There are endless directions you can go with homeschooling. I recommend reading every day. Your child should be reading daily something on level. As a quick guide, if they can read something to you with at least 80% accuracy on a page, that is going to be pretty close to level. Start with a quick search of books around their age and go from there. They should be reading a variety of genres and texts (poetry, fables, chapter books, articles, etc) I also recommend listening to someone else (audio book?) read something above their level. Find a math that works for you. Then, give it time. Almost every math we have used (Life of Fred, Math U See, Kahn, IXL) has needed some getting used to. If you’re all becoming frustrated and you’ve really utilized the program appropriately (read the informational in the front of the curriculum- especially for math. Some teach to mastery by topic, some spiral, some are “common core”, some utilize stories, some must begin at the first level, some offer placement quizzes), then move on. What works for your friends’ kiddo isn’t necessarily going to jive with yours. That is okay.

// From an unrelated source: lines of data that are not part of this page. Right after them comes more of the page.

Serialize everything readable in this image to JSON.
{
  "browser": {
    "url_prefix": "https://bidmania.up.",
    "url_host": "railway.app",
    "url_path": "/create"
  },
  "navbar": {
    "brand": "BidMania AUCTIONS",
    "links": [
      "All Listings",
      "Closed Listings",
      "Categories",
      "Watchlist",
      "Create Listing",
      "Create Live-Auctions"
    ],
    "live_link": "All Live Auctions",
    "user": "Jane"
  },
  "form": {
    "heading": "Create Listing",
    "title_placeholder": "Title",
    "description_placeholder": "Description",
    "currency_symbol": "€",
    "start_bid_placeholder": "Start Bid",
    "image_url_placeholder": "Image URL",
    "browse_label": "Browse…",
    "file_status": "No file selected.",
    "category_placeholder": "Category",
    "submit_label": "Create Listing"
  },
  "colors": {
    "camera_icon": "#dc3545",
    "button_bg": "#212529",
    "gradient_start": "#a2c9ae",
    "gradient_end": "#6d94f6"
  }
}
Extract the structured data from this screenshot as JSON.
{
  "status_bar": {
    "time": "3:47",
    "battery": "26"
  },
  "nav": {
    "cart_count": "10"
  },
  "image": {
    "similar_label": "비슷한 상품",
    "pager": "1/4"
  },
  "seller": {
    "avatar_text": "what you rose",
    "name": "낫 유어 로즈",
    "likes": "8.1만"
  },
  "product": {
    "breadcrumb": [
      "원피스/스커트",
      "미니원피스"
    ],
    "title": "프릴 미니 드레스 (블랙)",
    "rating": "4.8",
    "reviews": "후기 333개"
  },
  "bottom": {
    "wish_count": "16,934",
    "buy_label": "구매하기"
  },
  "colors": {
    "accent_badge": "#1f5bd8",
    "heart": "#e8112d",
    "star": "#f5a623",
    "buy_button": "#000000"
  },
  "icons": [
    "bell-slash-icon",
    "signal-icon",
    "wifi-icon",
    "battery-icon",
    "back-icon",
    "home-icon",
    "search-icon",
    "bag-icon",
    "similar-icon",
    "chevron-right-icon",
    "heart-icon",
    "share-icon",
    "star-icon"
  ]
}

Recess: More than 15 minutes, multiple times a day.
Geography: Game Boards (We also have giant old school maps of Louisiana and the Earth hanging in our house. Super cool and educational).
You can utilize the standards as a general guideline (especially if planning on returning to school- some things are seasonal) but you really can (really, really) follow your heart. Also, for those of you who have had children in school, how many of their workbooks were completed at the end of the year? Yeah, mine either….In homeschooling, you have the option to keep going if you want. Even into the following school year (unless you are schooling year-round- yep, that’s a thing). But, please don’t try to shove all of that book, workbook, or list of standards, into a certain time frame. RE-CREATING PUBLIC SCHOOL AT HOME HAS NEVER WORKED FOR US. It likely won’t for you either. That is more than okay.
I love this boy. This is an old pic. But, we actually were out in a field late last night looking at Neowise.
I adore all things academic and need some direction (adult ADD is a real thing). I function best with a lesson plan. I utilize google docs for easy sharing as I teach other children as well. But, I can tell you, it’s in those moments of really following the child’s interest level and really zoning into where they are receptively, that the magic happens. My type A personality craves the box curriculum. But, my children have thrived when I piecemeal for THEM what they need or are interested in. And, if you are like me, not completing all of the box or all of the lessons will stress you out. Ain’t nobody got time for that. Because, no matter what you do pick, it isn’t the amount taught, but what was learned, that matters most. That includes what you learn from them as well. That’s homeschooling at its core. Those things aren’t always measurable on a standardized test. Thank God. You’ve got this. Let me know if I can help in anyway. Blessings, Lucie ☀️
P.S. If you’re still not convinced this method can be successful, please know it took me a good year to get out of the public school mindset. It’s hard. I get it. If it helps, they don’t use a box curriculum either. Also, my middle son, who was the guinea pig for much of this way of schooling, just finished his first (sophomore) year at the local public high school with honors. He did not take a single standardized test in the five years he was homeschooling. Not one. Ask God to lead you to the curriculum you should be using for this season. He never intended for us do to this life alone! Blessings, Lucie ☀️